→ STORED DATA:
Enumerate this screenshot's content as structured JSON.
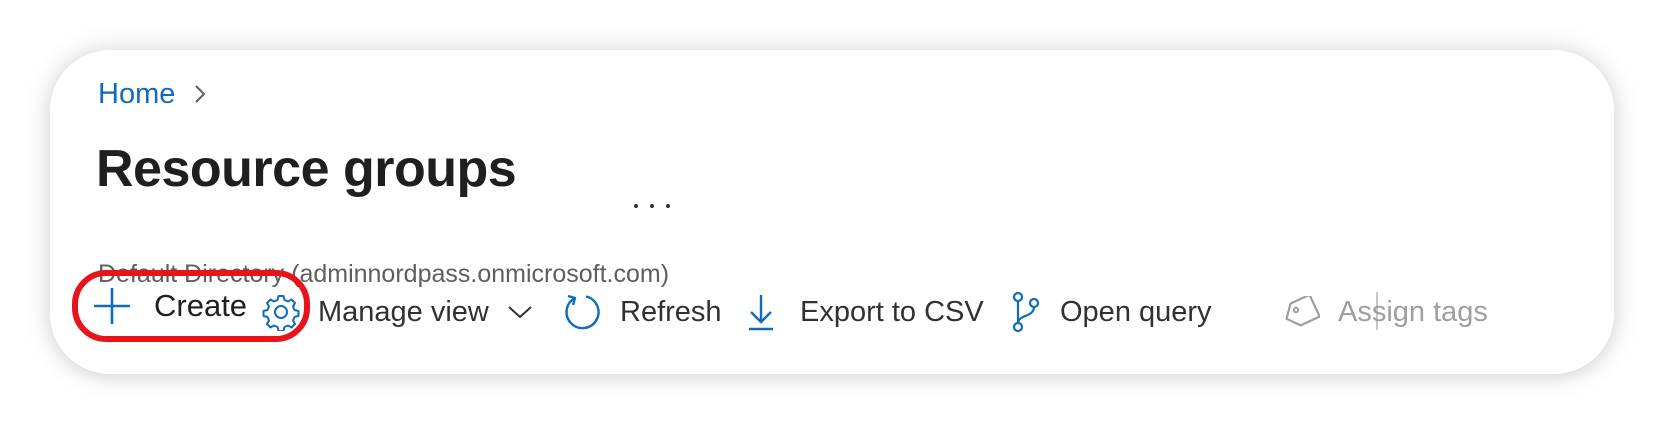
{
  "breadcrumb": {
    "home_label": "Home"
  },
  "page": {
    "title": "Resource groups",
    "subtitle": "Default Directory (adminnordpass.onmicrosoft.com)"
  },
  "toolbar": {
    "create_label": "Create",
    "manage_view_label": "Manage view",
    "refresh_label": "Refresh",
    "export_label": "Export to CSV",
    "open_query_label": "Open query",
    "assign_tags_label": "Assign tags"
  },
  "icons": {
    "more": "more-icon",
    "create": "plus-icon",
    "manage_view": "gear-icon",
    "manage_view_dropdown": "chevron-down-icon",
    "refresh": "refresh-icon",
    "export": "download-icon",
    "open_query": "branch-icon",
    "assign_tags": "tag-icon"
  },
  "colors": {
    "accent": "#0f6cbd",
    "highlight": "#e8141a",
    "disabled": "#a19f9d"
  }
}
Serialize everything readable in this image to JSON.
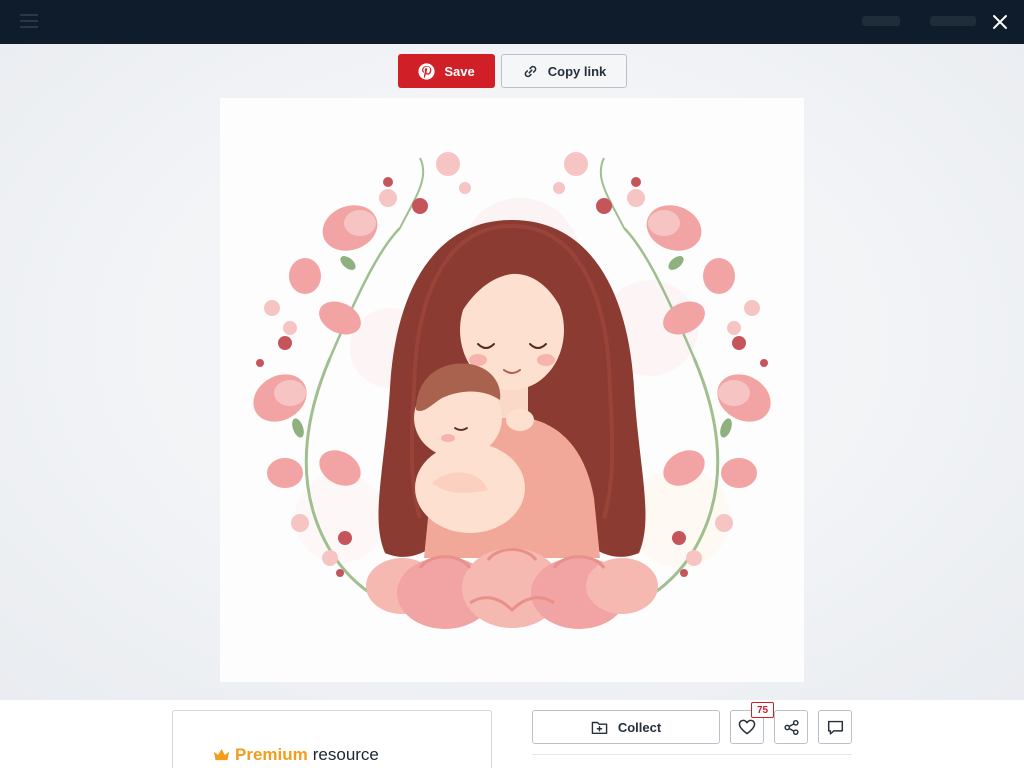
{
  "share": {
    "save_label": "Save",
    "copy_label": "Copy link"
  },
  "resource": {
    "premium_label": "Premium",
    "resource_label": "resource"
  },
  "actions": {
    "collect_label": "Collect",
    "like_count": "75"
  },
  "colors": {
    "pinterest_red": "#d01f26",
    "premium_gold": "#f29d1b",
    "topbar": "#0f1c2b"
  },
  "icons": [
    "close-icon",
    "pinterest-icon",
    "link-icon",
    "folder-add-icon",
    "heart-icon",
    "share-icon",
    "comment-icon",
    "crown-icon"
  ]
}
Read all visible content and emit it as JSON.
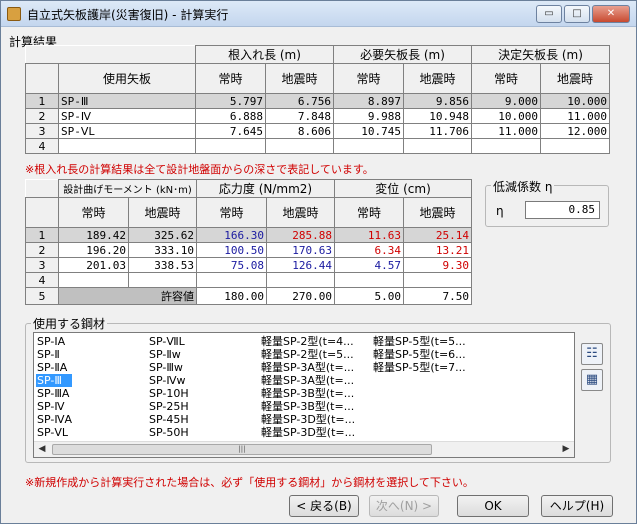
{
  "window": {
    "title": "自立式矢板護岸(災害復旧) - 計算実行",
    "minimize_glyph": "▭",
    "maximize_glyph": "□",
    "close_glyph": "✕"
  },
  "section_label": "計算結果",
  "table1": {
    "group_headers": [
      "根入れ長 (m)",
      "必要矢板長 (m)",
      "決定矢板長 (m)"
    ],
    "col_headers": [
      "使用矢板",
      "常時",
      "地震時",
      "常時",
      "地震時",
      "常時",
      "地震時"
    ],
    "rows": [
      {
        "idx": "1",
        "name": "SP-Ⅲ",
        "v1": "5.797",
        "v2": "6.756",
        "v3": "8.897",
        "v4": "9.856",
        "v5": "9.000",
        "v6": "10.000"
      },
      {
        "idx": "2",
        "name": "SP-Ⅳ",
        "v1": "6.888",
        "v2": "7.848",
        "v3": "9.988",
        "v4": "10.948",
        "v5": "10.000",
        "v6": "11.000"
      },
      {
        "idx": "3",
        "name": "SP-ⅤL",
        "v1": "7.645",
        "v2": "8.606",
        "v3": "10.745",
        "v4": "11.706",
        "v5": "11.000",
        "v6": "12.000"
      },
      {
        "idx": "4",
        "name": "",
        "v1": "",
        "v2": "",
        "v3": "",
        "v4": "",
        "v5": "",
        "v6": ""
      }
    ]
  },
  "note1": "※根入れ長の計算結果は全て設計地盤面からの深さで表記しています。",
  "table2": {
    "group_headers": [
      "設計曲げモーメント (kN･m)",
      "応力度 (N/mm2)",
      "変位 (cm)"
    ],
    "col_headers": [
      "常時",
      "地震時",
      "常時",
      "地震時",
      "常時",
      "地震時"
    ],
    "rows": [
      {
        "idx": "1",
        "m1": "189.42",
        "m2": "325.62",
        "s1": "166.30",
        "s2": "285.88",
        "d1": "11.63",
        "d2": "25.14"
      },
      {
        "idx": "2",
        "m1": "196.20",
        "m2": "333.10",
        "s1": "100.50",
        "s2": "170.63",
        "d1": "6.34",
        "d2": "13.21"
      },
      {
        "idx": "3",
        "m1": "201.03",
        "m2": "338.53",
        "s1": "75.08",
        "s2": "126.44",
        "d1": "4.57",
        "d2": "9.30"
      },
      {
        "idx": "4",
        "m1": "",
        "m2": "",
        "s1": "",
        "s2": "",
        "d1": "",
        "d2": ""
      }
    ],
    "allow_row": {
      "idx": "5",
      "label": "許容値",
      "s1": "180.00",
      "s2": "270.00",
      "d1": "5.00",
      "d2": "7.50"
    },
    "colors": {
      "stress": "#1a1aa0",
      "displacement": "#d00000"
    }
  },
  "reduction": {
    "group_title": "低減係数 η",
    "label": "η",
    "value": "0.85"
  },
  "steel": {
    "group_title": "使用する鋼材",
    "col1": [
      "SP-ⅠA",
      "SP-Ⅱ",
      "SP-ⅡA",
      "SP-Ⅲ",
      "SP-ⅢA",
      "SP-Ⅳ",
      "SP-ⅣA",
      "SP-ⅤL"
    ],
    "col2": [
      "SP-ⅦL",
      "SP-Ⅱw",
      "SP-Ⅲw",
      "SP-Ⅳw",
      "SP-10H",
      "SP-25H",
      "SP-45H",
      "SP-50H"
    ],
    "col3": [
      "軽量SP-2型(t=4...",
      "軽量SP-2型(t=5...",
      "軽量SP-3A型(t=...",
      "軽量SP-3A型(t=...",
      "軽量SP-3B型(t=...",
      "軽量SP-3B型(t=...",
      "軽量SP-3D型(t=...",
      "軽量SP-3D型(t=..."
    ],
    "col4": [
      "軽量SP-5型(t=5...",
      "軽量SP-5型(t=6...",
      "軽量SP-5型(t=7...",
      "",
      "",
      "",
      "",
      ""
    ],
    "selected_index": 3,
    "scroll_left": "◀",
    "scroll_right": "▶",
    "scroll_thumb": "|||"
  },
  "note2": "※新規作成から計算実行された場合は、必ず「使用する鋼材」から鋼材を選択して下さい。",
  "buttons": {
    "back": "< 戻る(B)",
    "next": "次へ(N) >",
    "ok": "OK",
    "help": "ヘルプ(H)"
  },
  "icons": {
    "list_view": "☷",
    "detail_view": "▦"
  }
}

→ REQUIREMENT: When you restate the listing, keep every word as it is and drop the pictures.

→ ANSWER BOX:
Enumerate this screenshot's content as structured JSON.
{
  "breadcrumb": {
    "home_label": "Home"
  },
  "page": {
    "title": "Resource groups",
    "subtitle": "Default Directory (adminnordpass.onmicrosoft.com)"
  },
  "toolbar": {
    "create_label": "Create",
    "manage_view_label": "Manage view",
    "refresh_label": "Refresh",
    "export_label": "Export to CSV",
    "open_query_label": "Open query",
    "assign_tags_label": "Assign tags"
  },
  "icons": {
    "more": "more-icon",
    "create": "plus-icon",
    "manage_view": "gear-icon",
    "manage_view_dropdown": "chevron-down-icon",
    "refresh": "refresh-icon",
    "export": "download-icon",
    "open_query": "branch-icon",
    "assign_tags": "tag-icon"
  },
  "colors": {
    "accent": "#0f6cbd",
    "highlight": "#e8141a",
    "disabled": "#a19f9d"
  }
}
Serialize everything readable in this image to JSON.
{
  "share": {
    "save_label": "Save",
    "copy_label": "Copy link"
  },
  "resource": {
    "premium_label": "Premium",
    "resource_label": "resource"
  },
  "actions": {
    "collect_label": "Collect",
    "like_count": "75"
  },
  "colors": {
    "pinterest_red": "#d01f26",
    "premium_gold": "#f29d1b",
    "topbar": "#0f1c2b"
  },
  "icons": [
    "close-icon",
    "pinterest-icon",
    "link-icon",
    "folder-add-icon",
    "heart-icon",
    "share-icon",
    "comment-icon",
    "crown-icon"
  ]
}
Read all visible content and emit it as JSON.
{
  "window": {
    "title": "自立式矢板護岸(災害復旧) - 計算実行",
    "minimize_glyph": "▭",
    "maximize_glyph": "□",
    "close_glyph": "✕"
  },
  "section_label": "計算結果",
  "table1": {
    "group_headers": [
      "根入れ長 (m)",
      "必要矢板長 (m)",
      "決定矢板長 (m)"
    ],
    "col_headers": [
      "使用矢板",
      "常時",
      "地震時",
      "常時",
      "地震時",
      "常時",
      "地震時"
    ],
    "rows": [
      {
        "idx": "1",
        "name": "SP-Ⅲ",
        "v1": "5.797",
        "v2": "6.756",
        "v3": "8.897",
        "v4": "9.856",
        "v5": "9.000",
        "v6": "10.000"
      },
      {
        "idx": "2",
        "name": "SP-Ⅳ",
        "v1": "6.888",
        "v2": "7.848",
        "v3": "9.988",
        "v4": "10.948",
        "v5": "10.000",
        "v6": "11.000"
      },
      {
        "idx": "3",
        "name": "SP-ⅤL",
        "v1": "7.645",
        "v2": "8.606",
        "v3": "10.745",
        "v4": "11.706",
        "v5": "11.000",
        "v6": "12.000"
      },
      {
        "idx": "4",
        "name": "",
        "v1": "",
        "v2": "",
        "v3": "",
        "v4": "",
        "v5": "",
        "v6": ""
      }
    ]
  },
  "note1": "※根入れ長の計算結果は全て設計地盤面からの深さで表記しています。",
  "table2": {
    "group_headers": [
      "設計曲げモーメント (kN･m)",
      "応力度 (N/mm2)",
      "変位 (cm)"
    ],
    "col_headers": [
      "常時",
      "地震時",
      "常時",
      "地震時",
      "常時",
      "地震時"
    ],
    "rows": [
      {
        "idx": "1",
        "m1": "189.42",
        "m2": "325.62",
        "s1": "166.30",
        "s2": "285.88",
        "d1": "11.63",
        "d2": "25.14"
      },
      {
        "idx": "2",
        "m1": "196.20",
        "m2": "333.10",
        "s1": "100.50",
        "s2": "170.63",
        "d1": "6.34",
        "d2": "13.21"
      },
      {
        "idx": "3",
        "m1": "201.03",
        "m2": "338.53",
        "s1": "75.08",
        "s2": "126.44",
        "d1": "4.57",
        "d2": "9.30"
      },
      {
        "idx": "4",
        "m1": "",
        "m2": "",
        "s1": "",
        "s2": "",
        "d1": "",
        "d2": ""
      }
    ],
    "allow_row": {
      "idx": "5",
      "label": "許容値",
      "s1": "180.00",
      "s2": "270.00",
      "d1": "5.00",
      "d2": "7.50"
    },
    "colors": {
      "stress": "#1a1aa0",
      "displacement": "#d00000"
    }
  },
  "reduction": {
    "group_title": "低減係数 η",
    "label": "η",
    "value": "0.85"
  },
  "steel": {
    "group_title": "使用する鋼材",
    "col1": [
      "SP-ⅠA",
      "SP-Ⅱ",
      "SP-ⅡA",
      "SP-Ⅲ",
      "SP-ⅢA",
      "SP-Ⅳ",
      "SP-ⅣA",
      "SP-ⅤL"
    ],
    "col2": [
      "SP-ⅦL",
      "SP-Ⅱw",
      "SP-Ⅲw",
      "SP-Ⅳw",
      "SP-10H",
      "SP-25H",
      "SP-45H",
      "SP-50H"
    ],
    "col3": [
      "軽量SP-2型(t=4...",
      "軽量SP-2型(t=5...",
      "軽量SP-3A型(t=...",
      "軽量SP-3A型(t=...",
      "軽量SP-3B型(t=...",
      "軽量SP-3B型(t=...",
      "軽量SP-3D型(t=...",
      "軽量SP-3D型(t=..."
    ],
    "col4": [
      "軽量SP-5型(t=5...",
      "軽量SP-5型(t=6...",
      "軽量SP-5型(t=7...",
      "",
      "",
      "",
      "",
      ""
    ],
    "selected_index": 3,
    "scroll_left": "◀",
    "scroll_right": "▶",
    "scroll_thumb": "|||"
  },
  "note2": "※新規作成から計算実行された場合は、必ず「使用する鋼材」から鋼材を選択して下さい。",
  "buttons": {
    "back": "< 戻る(B)",
    "next": "次へ(N) >",
    "ok": "OK",
    "help": "ヘルプ(H)"
  },
  "icons": {
    "list_view": "☷",
    "detail_view": "▦"
  }
}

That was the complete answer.